Many tools that practitioners and educators use for Speculative Design come in the form of lists of items that facilitate building and exploring future scenarios. For example by describing the forms in which Design Fictions can be created, or by providing lists of probable future predictions that enable designers to have a sense of what may happen in the future.
Some studios and organisations take it one step further, for example by creating and making available electronics and devices which can be used to quickly prototype the objects and processes of future scenarios.
Others aim to create schemes and architectural diagrams (for example information architectures, or communication/representation schemes) which aid and support in structuring the ways in which designers can think about future scenarios and represent them. This can be done in different ways: for example for the ways in which we can think about future scenarios, or to visualise the consequences of future scenarios, or in the ways in which current scenarios can bring us to the future ones.
These and other examples exist and can be used to setup and conduct Speculative Design sessions.
Probably the most common tools come under the form of card decks and games which can be used to create a more streamlined process in imagining and describing future scenarios that are based on the evolution of current ones. For example, some of these initiatives create games which can help in exploring the future narratives of climate change. While others work by combining times, contexts, themes, objects and technologies to compose the basic elements of scenarios, so that designers can build credible and coherent narratives in facilitated ways.
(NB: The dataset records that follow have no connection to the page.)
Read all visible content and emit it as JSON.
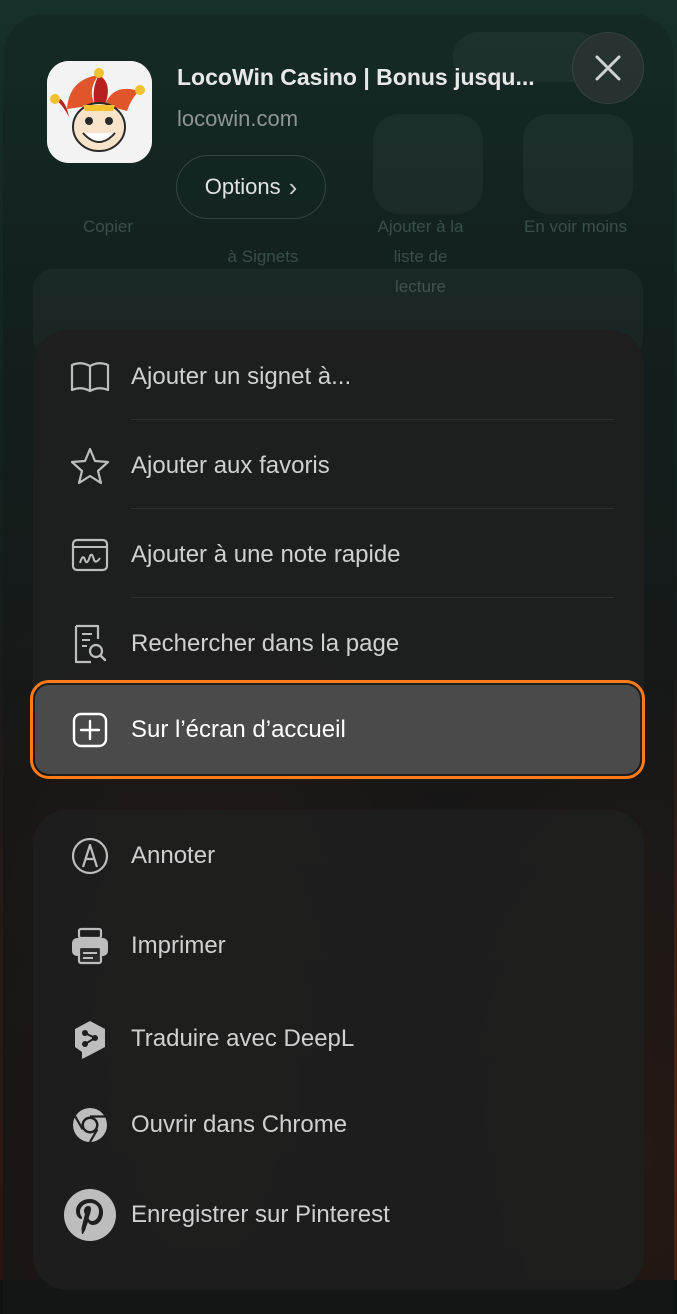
{
  "background_hints": {
    "row_labels": [
      "Copier",
      "Ajouter à la",
      "liste de",
      "lecture",
      "En voir moins",
      "à Signets"
    ]
  },
  "header": {
    "site_title": "LocoWin Casino | Bonus jusqu...",
    "site_domain": "locowin.com",
    "options_label": "Options",
    "options_chevron": "›",
    "close_icon": "close-icon",
    "app_icon": "jester-logo-icon"
  },
  "menu_group_1": {
    "items": [
      {
        "label": "Ajouter un signet à...",
        "icon": "book-icon"
      },
      {
        "label": "Ajouter aux favoris",
        "icon": "star-icon"
      },
      {
        "label": "Ajouter à une note rapide",
        "icon": "quick-note-icon"
      },
      {
        "label": "Rechercher dans la page",
        "icon": "find-in-page-icon"
      },
      {
        "label": "Sur l’écran d’accueil",
        "icon": "add-square-icon",
        "highlighted": true
      }
    ]
  },
  "menu_group_2": {
    "items": [
      {
        "label": "Annoter",
        "icon": "markup-pen-icon"
      },
      {
        "label": "Imprimer",
        "icon": "printer-icon"
      },
      {
        "label": "Traduire avec DeepL",
        "icon": "deepl-icon"
      },
      {
        "label": "Ouvrir dans Chrome",
        "icon": "chrome-icon"
      },
      {
        "label": "Enregistrer sur Pinterest",
        "icon": "pinterest-icon"
      }
    ]
  },
  "colors": {
    "highlight_outline": "#ff7a1a",
    "highlight_fill": "#4a4a4a",
    "menu_bg": "#1e1e1e"
  }
}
Others are simpler, in the fact that they include cards which represent promising technologies for the present and future, the ones which are more prone to contributing to societal change, which is similar in concept to those ones which are dedicated to highlighting future trends.
All of these introduce a level of formality and structure that is not always preferred by speculative designers. Nonetheless, they are valid tools that can help in conducting Speculative Design processes in more formal contexts (for example when a series of pre-assumptions need to be taken into consideration), or when people who are not used to Speculative Design are asked to perform it, in which case they can use these cards and games to avoid being stuck, and to have an array of possible guidelines they can use to speculate.
As we have seen in the previous sections, Speculative Design consists of a very diverse set of approaches, which share common characteristics as well as very different ones, and thrives in combining different approaches and disciplines, to achieve inclusive, critical, engaging and thought provoking reflections about the future, with an implicit “call to action”, in order to stimulate the practical imagination and action of people, who are called on to imagine and perform change.
Many of these approaches also make use of tools such as data, cards and games, which can help in exploring futures in their technological, geographical, social, cultural, relational and psychological levels.
These approaches and tools move in a world which evolves quickly and dynamically with new transformations in society, technology, geopolitical scenarios, environment, energy and so on. The capacity to be able to deal with the unknown, with unforeseen scenarios, with paradoxes and contradictions, is among the most crucial aspects of Speculative Design, which, in the views of practitioners and theorists, must be able to inventively adapt to these transformations, while maintaining a definite critical perspective and, at the same time, using irony, creativity and curiosity to engage different types of people.
For this reason, a definitive, final toolkit or method for Speculative Design cannot exist in a single, stable version, but must be a continuous negotiation among practices and tools which are very different from one another and, thus, are capable of catching different aspects of change and evolution. Together all of these approaches, tools and their evolutions, push Speculative Design in directions that are constantly new, as they adapt to the future – while it is always arriving.